For if their rejection brought reconciliation to the world, what will their acceptance be but life from the dead? (Rom 11:15)
Paul argues that if the Jews put an end to their disbelief, God will take them – branches broken off the vine so that the Gentiles could be grafted in – and he will graft them back in. You must then ask yourselves, “How do you feel about Jews?” Whenever I am with a Jew I feel such emotion, because I wonder how was I so privileged to receive the promises that were meant for them. “Theirs is the divine adoption, the glory, the covenants, the receiving of the law, the temple worship, and the promises” (Rom 9:4); and they’ve been subject to endless persecution and an unspeakable holocaust – and I think, “Who am I?”
Emily’s stepfather was Jewish. His roots were from Romania and his grandfather was a rabbi. When I first met Sid he was a welder and a card-carrying socialist, while I came from a conservative family of means. We were as opposite as two people could be. Then five deaths in the family brought us together like father and son. When I made my first trip to Romania in 1988, I woke up in the middle of night burdened for him. The next day I went to a synagogue in Bucharest, bought him a yarmulke and on the trip home I composed a poem for him about his fear of death and my love for him. I closed the poem with these lines:
I woke one night weeping for you, Papa,
yearning for you to know
the love that filled my breast
of the Jew who died for you
that you should have no fear of death.
For it is not enough
that you have adopted me
in this short life,
I want to be your son forever.
And on that Day,
I will introduce you
to your grandson, David.
You will love him
in the New Jerusalem.
For the prophets cannot lie,
that is your city, Papa.
What does a boy desire?
a Papa to sing with
to hug and to hold,
even to dance with,
in the New Jerusalem.
I love you, Papa!
What makes the gospel true for you?
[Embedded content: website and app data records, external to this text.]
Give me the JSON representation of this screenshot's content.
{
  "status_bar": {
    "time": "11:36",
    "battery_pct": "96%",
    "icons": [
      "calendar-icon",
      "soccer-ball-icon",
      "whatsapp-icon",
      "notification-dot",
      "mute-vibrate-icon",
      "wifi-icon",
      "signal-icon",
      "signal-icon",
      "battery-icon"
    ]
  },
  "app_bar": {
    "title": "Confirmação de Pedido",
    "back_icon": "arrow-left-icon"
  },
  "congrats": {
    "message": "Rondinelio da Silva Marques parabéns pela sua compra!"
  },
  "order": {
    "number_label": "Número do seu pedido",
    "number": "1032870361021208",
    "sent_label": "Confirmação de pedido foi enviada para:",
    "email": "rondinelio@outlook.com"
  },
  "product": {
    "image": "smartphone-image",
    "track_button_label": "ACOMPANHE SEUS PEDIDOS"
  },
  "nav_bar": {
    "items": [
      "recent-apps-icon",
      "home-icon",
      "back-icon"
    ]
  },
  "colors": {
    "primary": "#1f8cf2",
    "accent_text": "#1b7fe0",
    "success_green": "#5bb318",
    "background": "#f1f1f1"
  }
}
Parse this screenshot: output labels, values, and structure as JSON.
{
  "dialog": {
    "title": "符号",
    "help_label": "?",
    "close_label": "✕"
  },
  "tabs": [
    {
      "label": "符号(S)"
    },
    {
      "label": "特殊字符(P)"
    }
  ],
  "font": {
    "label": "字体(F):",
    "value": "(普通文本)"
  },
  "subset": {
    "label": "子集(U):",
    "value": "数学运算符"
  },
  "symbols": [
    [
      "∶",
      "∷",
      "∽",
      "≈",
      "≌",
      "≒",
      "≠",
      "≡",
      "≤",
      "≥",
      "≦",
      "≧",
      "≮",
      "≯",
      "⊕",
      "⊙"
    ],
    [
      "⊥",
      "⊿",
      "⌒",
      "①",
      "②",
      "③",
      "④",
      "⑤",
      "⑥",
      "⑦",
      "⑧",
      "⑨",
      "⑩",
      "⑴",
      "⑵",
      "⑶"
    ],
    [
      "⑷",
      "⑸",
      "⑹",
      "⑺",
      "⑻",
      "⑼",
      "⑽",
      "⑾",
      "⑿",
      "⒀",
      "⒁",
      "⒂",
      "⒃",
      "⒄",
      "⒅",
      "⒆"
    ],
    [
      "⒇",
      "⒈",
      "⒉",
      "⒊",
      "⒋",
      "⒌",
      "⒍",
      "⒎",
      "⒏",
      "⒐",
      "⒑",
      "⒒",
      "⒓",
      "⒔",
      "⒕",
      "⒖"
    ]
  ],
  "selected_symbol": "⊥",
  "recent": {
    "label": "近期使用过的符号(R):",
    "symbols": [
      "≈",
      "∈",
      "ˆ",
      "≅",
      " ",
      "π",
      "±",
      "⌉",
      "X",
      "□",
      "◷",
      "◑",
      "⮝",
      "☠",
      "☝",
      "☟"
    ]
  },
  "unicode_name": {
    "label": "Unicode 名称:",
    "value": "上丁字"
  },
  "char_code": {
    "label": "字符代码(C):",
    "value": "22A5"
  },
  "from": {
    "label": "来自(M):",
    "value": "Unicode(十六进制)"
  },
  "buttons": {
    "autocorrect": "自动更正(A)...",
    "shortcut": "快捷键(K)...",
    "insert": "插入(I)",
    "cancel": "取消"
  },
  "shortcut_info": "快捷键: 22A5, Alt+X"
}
For me it is because the gospel is not “kata” man. How can it be? – no one could ever write a script like this. Years after his conversion, when Paul was finally able to get his mind around the mysteries of the gospel, all he could do was to break out in unspeakable praise.
Just as you who were at one time disobedient to God have now received mercy as a result of their disobedience, so they too have now become disobedient in order that they too may now receive mercy as a result of God’s mercy to you. For God has bound everyone over to disobedience so that he may have mercy on them all. Oh, the depth of the riches of the wisdom and knowledge of God! How unsearchable his judgments, and his paths beyond tracing out! (Rom 11:30-33)
1 kata with the accusative means “according to,” “in conformity with,” “corresponding to.”
2 “According to the index in the Greek New Testament, this song is quoted or referred to thirty-nine times in the New Testament,” Bruce K. Waltke with Charles Yu, An Old Testament Theology, an Exegetical, Canonical, and Thematic Approach (Grand Rapids: Zondervan, 2007), 845.
3 John N. Oswalt, The Book of Isaiah, Chapters 40-66 (NICOT; Grand Rapids: Eerdmans, 1998), 368.
4 Oswalt, Isaiah 40-66, 378.
5 Merrill C. Tenney, “The Gospel of John” (EBC, Vol 9; Grand Rapids: Zondervan, 1981), 176.
6 Commentators are divided translating the Hebrew root nzh as either “sprinkle” or “startle.” Oswalt prefers “startle” because 1) the parallelism does not show any synonym for ‘sprinkle,’ and 2) in the other occurrences of nzh, ‘sprinkle,’ the object of the verb is the liquid that is being sprinkled, and the thing being sprinkled on is prefixed with a preposition such as ‘upon.’” Oswalt, Isaiah 40-66, 374.
7 Oswalt, Isaiah 40-66, 382.
© 2011 Peninsula Bible Church Cupertino